The African Energy Chamber is calling for the security and safety of energy operations and personnel, citing disruptions to the industry as an attack on economic progress.
The African Energy Chamber (AEC) urges political and military players in Gabon not to interfere with the country’s oil and gas assets and operations, as tensions rise following the country’s most recent national election. Serving as the voice of the African energy sector, the AEC acknowledges the crucial importance these assets play in creating market stability, driving economic growth while improving the lives of the population. The announcement of a coup by military officers this week has created uncertainty regarding oil and gas operations, and the AEC strongly calls for a collective approach to protecting assets.
Gabon held its most recent national election this week, whereby, following the announcement that President Ali Bongo had won a third term, a group of high-level military officers seized control, citing lack of transparency, credibility and inclusivity in the election process.

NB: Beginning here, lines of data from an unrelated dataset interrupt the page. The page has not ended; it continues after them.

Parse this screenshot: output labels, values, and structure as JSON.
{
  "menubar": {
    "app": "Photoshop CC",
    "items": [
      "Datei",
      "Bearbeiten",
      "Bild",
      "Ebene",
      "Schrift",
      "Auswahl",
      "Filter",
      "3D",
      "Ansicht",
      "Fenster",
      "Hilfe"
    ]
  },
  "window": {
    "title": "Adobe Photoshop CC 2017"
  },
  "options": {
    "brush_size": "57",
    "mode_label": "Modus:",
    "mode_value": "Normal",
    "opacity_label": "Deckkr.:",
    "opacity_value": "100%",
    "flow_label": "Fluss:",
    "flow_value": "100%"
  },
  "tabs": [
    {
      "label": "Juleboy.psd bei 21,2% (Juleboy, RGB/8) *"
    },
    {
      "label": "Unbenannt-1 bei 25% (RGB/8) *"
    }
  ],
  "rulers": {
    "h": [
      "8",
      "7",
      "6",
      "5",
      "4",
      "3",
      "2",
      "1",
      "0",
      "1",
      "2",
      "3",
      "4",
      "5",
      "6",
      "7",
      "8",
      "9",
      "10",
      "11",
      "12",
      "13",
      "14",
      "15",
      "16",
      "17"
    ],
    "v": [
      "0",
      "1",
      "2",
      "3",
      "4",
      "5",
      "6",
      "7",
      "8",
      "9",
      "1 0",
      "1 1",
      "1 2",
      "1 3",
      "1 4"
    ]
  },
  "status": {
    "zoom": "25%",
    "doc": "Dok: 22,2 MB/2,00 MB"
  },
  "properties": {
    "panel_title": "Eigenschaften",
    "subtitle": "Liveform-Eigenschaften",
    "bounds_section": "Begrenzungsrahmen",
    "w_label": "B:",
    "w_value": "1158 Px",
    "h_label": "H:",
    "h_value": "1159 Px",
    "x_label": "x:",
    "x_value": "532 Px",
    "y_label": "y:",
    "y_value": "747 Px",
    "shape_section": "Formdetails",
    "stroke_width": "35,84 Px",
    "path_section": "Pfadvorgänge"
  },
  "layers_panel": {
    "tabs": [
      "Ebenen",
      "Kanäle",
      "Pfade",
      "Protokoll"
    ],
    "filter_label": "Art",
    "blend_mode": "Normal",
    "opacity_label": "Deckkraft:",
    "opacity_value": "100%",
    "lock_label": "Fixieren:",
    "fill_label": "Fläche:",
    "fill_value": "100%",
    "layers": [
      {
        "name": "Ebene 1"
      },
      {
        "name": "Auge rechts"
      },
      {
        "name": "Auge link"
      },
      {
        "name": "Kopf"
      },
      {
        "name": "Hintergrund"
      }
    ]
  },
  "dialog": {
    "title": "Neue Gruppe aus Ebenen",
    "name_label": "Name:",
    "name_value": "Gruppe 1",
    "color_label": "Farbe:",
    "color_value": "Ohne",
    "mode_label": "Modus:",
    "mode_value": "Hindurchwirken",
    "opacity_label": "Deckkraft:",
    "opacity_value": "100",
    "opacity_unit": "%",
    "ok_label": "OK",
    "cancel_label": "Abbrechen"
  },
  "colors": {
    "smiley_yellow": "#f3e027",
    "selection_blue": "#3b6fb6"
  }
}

The military group believes the country to be in a state of political, economic and social crisis, and have seized power in an attempt to “defend peace.” In this current state of conflict, the country’s oil and gas assets – all of which contribute significantly towards Gabon’s economy, providing jobs and opportunities for the population – are at risk.
Currently, active oil and gas companies in Gabon have stated that their operations have not been impacted, and that the safety and security of workers is of uttermost priority. These include TotalEnergies, who is prioritizing the safety of employees and operations; Tullow and Perenco, both of which are closely monitoring the situation; Maurel & Prom, stating that all employees are safe; BW Energy, stating that all offshore operations have continued as normal, and many more. However, as tensions mount, concerns are rising that oil and gas activities could be halted.
“At a time such as this, there needs to be assurance from all sides that Gabon’s oil and gas activities will not be impacted. The country needs its hydrocarbons to function, grow and thrive. Any disruptions to oil and gas activities will result in significant challenges for the country, its citizens and its development. As such, the Chamber strongly calls for a collective approach to protecting these assets and ensuring stability and security across this industry,” states NJ Ayuk, Executive Chairman of the AEC.
Gabon’s energy industry is multifaceted, with developments taking place across ever segment of the value chain. Representing a pillar of the country’s economy, oil and gas is responsible for generating income, creating employment and advancing the livelihoods of the population. The country holds two billion barrels of proven oil reserves and 1.2 trillion cubic feet of natural gas, and major projects in the country include the Hibiscus/Ruche development; the Cap Lopez oil terminal and Liquefied Natural Gas facility; the Etame Conventional Oilfield and many more. Protecting these assets should be a top priority, and the Chamber strongly advocates for security regarding Gabonese oil and gas operations.